Though the 1970s and 80s can be considered as the high-time for the influence of external actors in dictating developmental ideas for African states, the intervention has been continuing and manifested in different scenarios. The inclusion of the principles of good governance and human rights to the discourse of development, the continued assertion of ensuring the free market system in the political economy policies and strategies, the reformulation of the role of state as a facilitator for the private sector rather than as a leading actor in the economic sector are some of the basic ideas that remained dominant. And these principles become immensely incorporated into the political economic philosophies of African leaders than being externally imposed. The so-called the blue print of Africa’s renaissance, NEPAD, can be considered with this regard. There are serious critiques against the developmental ideals of NEPAD by many particularly against its unprecedented recognition of the neoliberal paradigm (Pederson et, al, 1996; Aina, 2004; Adesina, 2002; Adesina et al, 2006).
At present, the seemingly dominant discourse of African development revolves around the Developmental State paradigm as one can see the African Economic Report of 2011 by UNECA. But there is a paradoxical relation between the philosophies of NEPAD as an economic program of the AU and the developmental state philosophies of some African countries like Botswana and Ethiopia. The state is still considered as a vital player in managing the economic sphere to a higher degree in a developmental state, unlike the neoliberal. Perhaps, this can be one of the indicators for the challenge that the continent is facing in realizing a political and economic integration i.e. the problem of setting a sound political economic and development framework at continental level. Still, the ideas that are informing high level policy decisions and strategies are less influential with respect to each member states of the continent.

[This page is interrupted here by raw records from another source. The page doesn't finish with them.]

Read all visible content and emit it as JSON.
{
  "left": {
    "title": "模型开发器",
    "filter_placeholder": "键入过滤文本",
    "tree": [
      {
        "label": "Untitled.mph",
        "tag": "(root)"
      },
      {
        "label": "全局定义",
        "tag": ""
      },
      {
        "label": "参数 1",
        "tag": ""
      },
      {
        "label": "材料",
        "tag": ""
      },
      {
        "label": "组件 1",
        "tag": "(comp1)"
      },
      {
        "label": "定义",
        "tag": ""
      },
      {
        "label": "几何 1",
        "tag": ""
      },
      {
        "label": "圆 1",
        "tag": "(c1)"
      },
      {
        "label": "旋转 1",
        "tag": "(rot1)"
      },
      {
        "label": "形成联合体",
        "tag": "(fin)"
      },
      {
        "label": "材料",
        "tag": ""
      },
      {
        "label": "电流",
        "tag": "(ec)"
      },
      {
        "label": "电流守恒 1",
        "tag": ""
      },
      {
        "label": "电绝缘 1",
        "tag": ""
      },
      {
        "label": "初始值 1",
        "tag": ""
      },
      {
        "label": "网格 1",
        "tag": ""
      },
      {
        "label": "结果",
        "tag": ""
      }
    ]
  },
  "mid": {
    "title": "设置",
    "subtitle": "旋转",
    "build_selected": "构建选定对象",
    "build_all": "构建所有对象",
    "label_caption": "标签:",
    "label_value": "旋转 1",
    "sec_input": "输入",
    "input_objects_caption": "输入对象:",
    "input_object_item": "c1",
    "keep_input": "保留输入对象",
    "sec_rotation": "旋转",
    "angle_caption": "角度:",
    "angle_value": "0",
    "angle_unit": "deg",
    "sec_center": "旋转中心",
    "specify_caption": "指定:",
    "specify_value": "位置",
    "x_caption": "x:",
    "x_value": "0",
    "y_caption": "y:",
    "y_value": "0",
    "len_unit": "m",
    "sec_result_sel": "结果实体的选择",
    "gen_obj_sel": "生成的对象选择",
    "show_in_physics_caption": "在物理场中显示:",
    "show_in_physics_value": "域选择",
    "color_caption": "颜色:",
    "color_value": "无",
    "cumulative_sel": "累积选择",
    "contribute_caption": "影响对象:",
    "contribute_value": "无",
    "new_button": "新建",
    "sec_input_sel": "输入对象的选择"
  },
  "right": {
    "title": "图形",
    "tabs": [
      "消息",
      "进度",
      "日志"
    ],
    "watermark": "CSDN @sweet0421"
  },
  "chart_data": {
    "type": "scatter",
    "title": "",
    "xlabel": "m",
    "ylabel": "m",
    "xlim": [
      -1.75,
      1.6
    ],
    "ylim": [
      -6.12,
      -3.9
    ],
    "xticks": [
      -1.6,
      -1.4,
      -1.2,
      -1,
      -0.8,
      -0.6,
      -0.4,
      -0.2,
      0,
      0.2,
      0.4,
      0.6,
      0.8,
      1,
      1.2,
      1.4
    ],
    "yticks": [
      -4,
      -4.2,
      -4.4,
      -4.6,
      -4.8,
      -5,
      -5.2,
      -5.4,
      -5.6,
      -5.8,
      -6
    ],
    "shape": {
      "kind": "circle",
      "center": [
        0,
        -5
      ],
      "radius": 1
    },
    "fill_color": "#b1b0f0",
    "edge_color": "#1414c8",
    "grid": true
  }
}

Finally, the ‘post-independence’ period can be characterized by its dynamism in upholding and disregarding certain developmental ideals. But the degree to which the ideals were informed by the internal needs, aspirations and intellectual consciousness of Africans has been declining significantly. It is certainly not because of the inability of African intellectuals or philosophers to conceptualize a comprehensive developmental framework that can be used both at continental and national level. Rather it is mainly because of the mere fact that development is also a political endeavor like the knowledge tenet that informs its origin. Hence, it does not matter whether it is right or wrong, rather who is benefiting.
Adesina, J. O., Graham, Y. and Olukoshi, A. (Eds). 2006, Africa and Development in the New Millennium, Zed Books Ltd., London, UK
Adesina, J. O. 2002, NEPAD and the challenge of Africa’s Development: towards a political economy of discourse. Paper presented for the 10th General Assembly of the Council for the Development of Social Science Research in Africa, Kampala, Uganda.
Aina, A. Tade, Chachage, S.L, Chachage and Annan_Yao, E (Eds.).2004, Globalization and Social Policy in Africa. Council for the Development of Social Science Research in Africa, Dakar, Senegal.
Engberg-Pedersen, P., Gibbon, P. , Raikes, P and Udsholt, L. (1996) Limits of Structural Adjustment: the Effects of Economic Liberalization (1986-1994), James Curry, Heinemann
Nyerere, J. 1967, Freedom and Unity, Dar es Salaam, Oxford University Press.
Pederson, E. Poul, Gibbon P., Raikes, P. Udsholt L. (Eds). 1996, Limits of Adjustment in Africa. Center for Development Research, Copenhagen, Denmark.
Toye, J. (1994) Structural Adjustment: Context, Assumptions, Origin and Diversity in Structural Adjustment and Beyond in Sub Saharan Africa; edts. Van Der Hoeven, R. and Van Der Kraaij, F. 1994; Ministry of Foreign Affairs, the Netherlands and James Curry Ltd, London
(Ed's note: the first version of the above article was published on Diplomat Magazine Feb. 2012 Issue No. 2. There is a slight change in the article.)